Work to be completed: Find the word "name" in the data. Return every line where it appears.

[Page and application data records]

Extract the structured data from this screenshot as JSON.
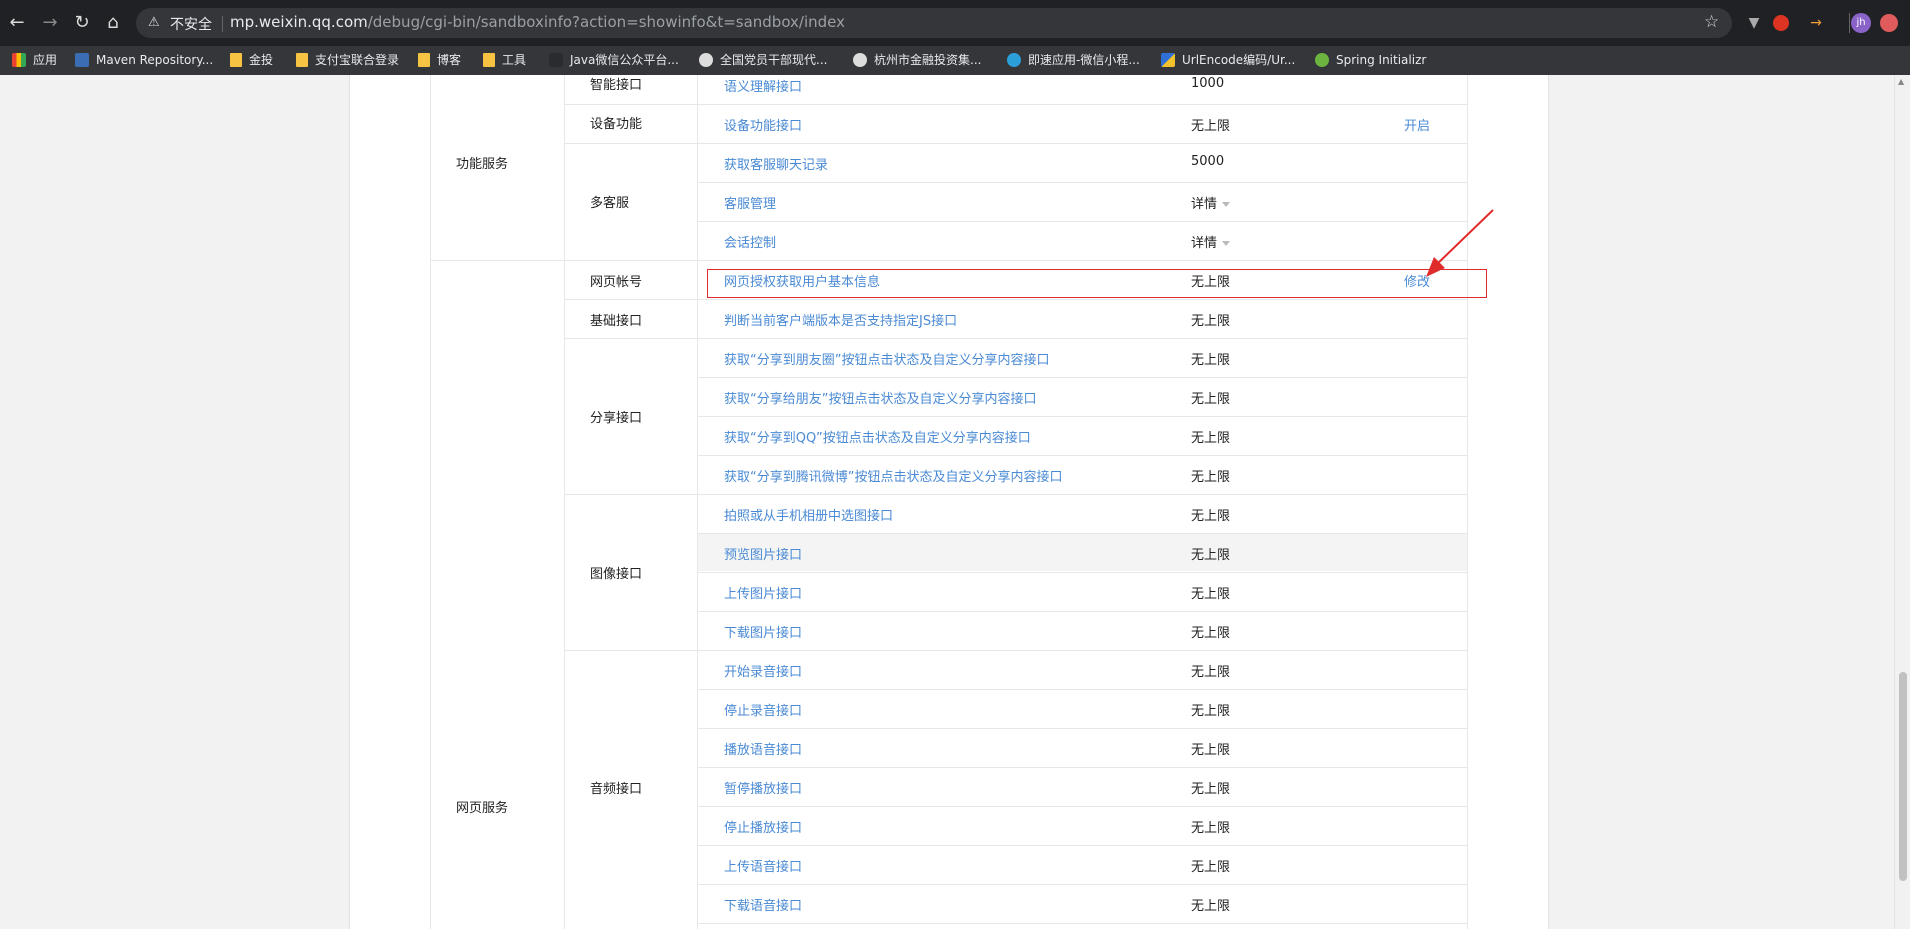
{
  "browser": {
    "insecure_label": "不安全",
    "url_host": "mp.weixin.qq.com",
    "url_path": "/debug/cgi-bin/sandboxinfo?action=showinfo&t=sandbox/index",
    "profile_initials": "jh",
    "bookmarks": [
      {
        "label": "应用",
        "icon": "apps-grid-icon"
      },
      {
        "label": "Maven Repository...",
        "icon": "maven-icon"
      },
      {
        "label": "金投",
        "icon": "folder-icon"
      },
      {
        "label": "支付宝联合登录",
        "icon": "folder-icon"
      },
      {
        "label": "博客",
        "icon": "folder-icon"
      },
      {
        "label": "工具",
        "icon": "folder-icon"
      },
      {
        "label": "Java微信公众平台...",
        "icon": "blank-page-icon"
      },
      {
        "label": "全国党员干部现代...",
        "icon": "globe-icon"
      },
      {
        "label": "杭州市金融投资集...",
        "icon": "globe-icon"
      },
      {
        "label": "即速应用-微信小程...",
        "icon": "app-logo-icon"
      },
      {
        "label": "UrlEncode编码/Ur...",
        "icon": "urlencode-icon"
      },
      {
        "label": "Spring Initializr",
        "icon": "spring-leaf-icon"
      }
    ]
  },
  "table": {
    "sections": [
      {
        "name": "功能服务"
      },
      {
        "name": "网页服务"
      }
    ],
    "groups": [
      {
        "name": "智能接口"
      },
      {
        "name": "设备功能"
      },
      {
        "name": "多客服"
      },
      {
        "name": "网页帐号"
      },
      {
        "name": "基础接口"
      },
      {
        "name": "分享接口"
      },
      {
        "name": "图像接口"
      },
      {
        "name": "音频接口"
      }
    ],
    "rows": [
      {
        "api": "语义理解接口",
        "limit": "1000",
        "action": ""
      },
      {
        "api": "设备功能接口",
        "limit": "无上限",
        "action": "开启"
      },
      {
        "api": "获取客服聊天记录",
        "limit": "5000",
        "action": ""
      },
      {
        "api": "客服管理",
        "limit": "详情",
        "action": ""
      },
      {
        "api": "会话控制",
        "limit": "详情",
        "action": ""
      },
      {
        "api": "网页授权获取用户基本信息",
        "limit": "无上限",
        "action": "修改"
      },
      {
        "api": "判断当前客户端版本是否支持指定JS接口",
        "limit": "无上限",
        "action": ""
      },
      {
        "api": "获取“分享到朋友圈”按钮点击状态及自定义分享内容接口",
        "limit": "无上限",
        "action": ""
      },
      {
        "api": "获取“分享给朋友”按钮点击状态及自定义分享内容接口",
        "limit": "无上限",
        "action": ""
      },
      {
        "api": "获取“分享到QQ”按钮点击状态及自定义分享内容接口",
        "limit": "无上限",
        "action": ""
      },
      {
        "api": "获取“分享到腾讯微博”按钮点击状态及自定义分享内容接口",
        "limit": "无上限",
        "action": ""
      },
      {
        "api": "拍照或从手机相册中选图接口",
        "limit": "无上限",
        "action": ""
      },
      {
        "api": "预览图片接口",
        "limit": "无上限",
        "action": ""
      },
      {
        "api": "上传图片接口",
        "limit": "无上限",
        "action": ""
      },
      {
        "api": "下载图片接口",
        "limit": "无上限",
        "action": ""
      },
      {
        "api": "开始录音接口",
        "limit": "无上限",
        "action": ""
      },
      {
        "api": "停止录音接口",
        "limit": "无上限",
        "action": ""
      },
      {
        "api": "播放语音接口",
        "limit": "无上限",
        "action": ""
      },
      {
        "api": "暂停播放接口",
        "limit": "无上限",
        "action": ""
      },
      {
        "api": "停止播放接口",
        "limit": "无上限",
        "action": ""
      },
      {
        "api": "上传语音接口",
        "limit": "无上限",
        "action": ""
      },
      {
        "api": "下载语音接口",
        "limit": "无上限",
        "action": ""
      }
    ]
  },
  "colors": {
    "link": "#4a8ad4",
    "annotation": "#e02b2b"
  }
}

Written response:
        "name": "功能服务"
        "name": "网页服务"
        "name": "智能接口"
        "name": "设备功能"
        "name": "多客服"
        "name": "网页帐号"
        "name": "基础接口"
        "name": "分享接口"
        "name": "图像接口"
        "name": "音频接口"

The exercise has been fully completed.